(Data records for software interfaces)
○ ○ ○ ○
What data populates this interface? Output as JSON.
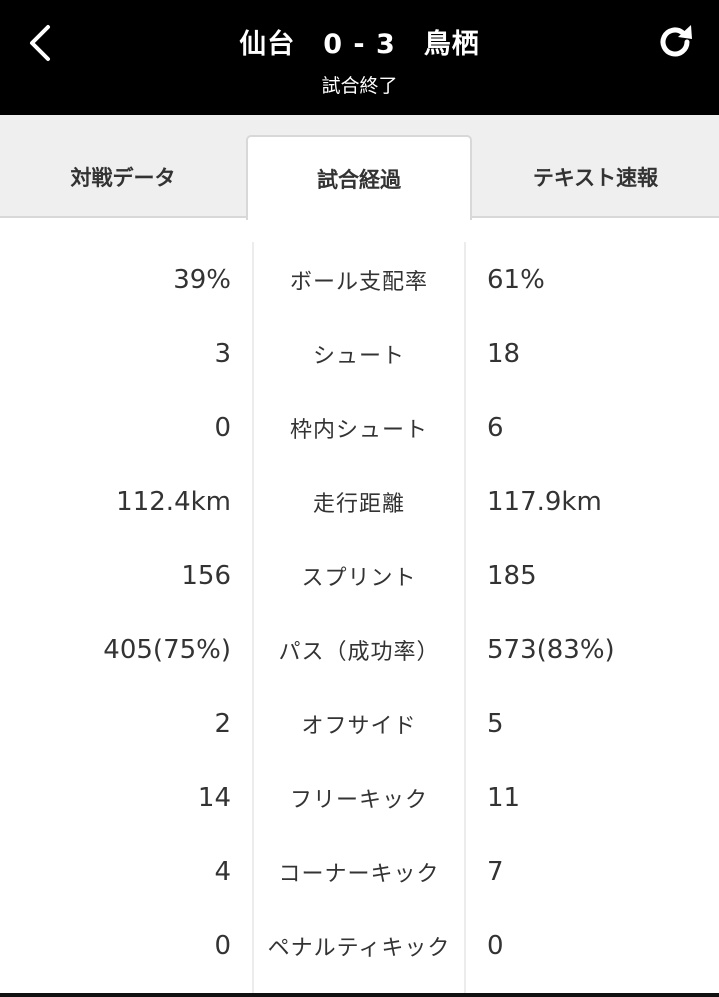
{
  "header": {
    "match_title": "仙台　0 - 3　鳥栖",
    "status": "試合終了",
    "back_icon": "chevron-left-icon",
    "refresh_icon": "refresh-icon"
  },
  "tabs": [
    {
      "label": "対戦データ",
      "active": false
    },
    {
      "label": "試合経過",
      "active": true
    },
    {
      "label": "テキスト速報",
      "active": false
    }
  ],
  "stats": [
    {
      "home": "39%",
      "label": "ボール支配率",
      "away": "61%"
    },
    {
      "home": "3",
      "label": "シュート",
      "away": "18"
    },
    {
      "home": "0",
      "label": "枠内シュート",
      "away": "6"
    },
    {
      "home": "112.4km",
      "label": "走行距離",
      "away": "117.9km"
    },
    {
      "home": "156",
      "label": "スプリント",
      "away": "185"
    },
    {
      "home": "405(75%)",
      "label": "パス（成功率）",
      "away": "573(83%)"
    },
    {
      "home": "2",
      "label": "オフサイド",
      "away": "5"
    },
    {
      "home": "14",
      "label": "フリーキック",
      "away": "11"
    },
    {
      "home": "4",
      "label": "コーナーキック",
      "away": "7"
    },
    {
      "home": "0",
      "label": "ペナルティキック",
      "away": "0"
    }
  ],
  "colors": {
    "header_bg": "#000000",
    "header_text": "#ffffff",
    "tab_bg": "#efefef",
    "active_tab_bg": "#ffffff",
    "text": "#333333"
  }
}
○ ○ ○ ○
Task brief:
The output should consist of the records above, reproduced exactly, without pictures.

Result of the task:
What data populates this interface? Output as JSON.
{
  "header": {
    "match_title": "仙台　0 - 3　鳥栖",
    "status": "試合終了",
    "back_icon": "chevron-left-icon",
    "refresh_icon": "refresh-icon"
  },
  "tabs": [
    {
      "label": "対戦データ",
      "active": false
    },
    {
      "label": "試合経過",
      "active": true
    },
    {
      "label": "テキスト速報",
      "active": false
    }
  ],
  "stats": [
    {
      "home": "39%",
      "label": "ボール支配率",
      "away": "61%"
    },
    {
      "home": "3",
      "label": "シュート",
      "away": "18"
    },
    {
      "home": "0",
      "label": "枠内シュート",
      "away": "6"
    },
    {
      "home": "112.4km",
      "label": "走行距離",
      "away": "117.9km"
    },
    {
      "home": "156",
      "label": "スプリント",
      "away": "185"
    },
    {
      "home": "405(75%)",
      "label": "パス（成功率）",
      "away": "573(83%)"
    },
    {
      "home": "2",
      "label": "オフサイド",
      "away": "5"
    },
    {
      "home": "14",
      "label": "フリーキック",
      "away": "11"
    },
    {
      "home": "4",
      "label": "コーナーキック",
      "away": "7"
    },
    {
      "home": "0",
      "label": "ペナルティキック",
      "away": "0"
    }
  ],
  "colors": {
    "header_bg": "#000000",
    "header_text": "#ffffff",
    "tab_bg": "#efefef",
    "active_tab_bg": "#ffffff",
    "text": "#333333"
  }
}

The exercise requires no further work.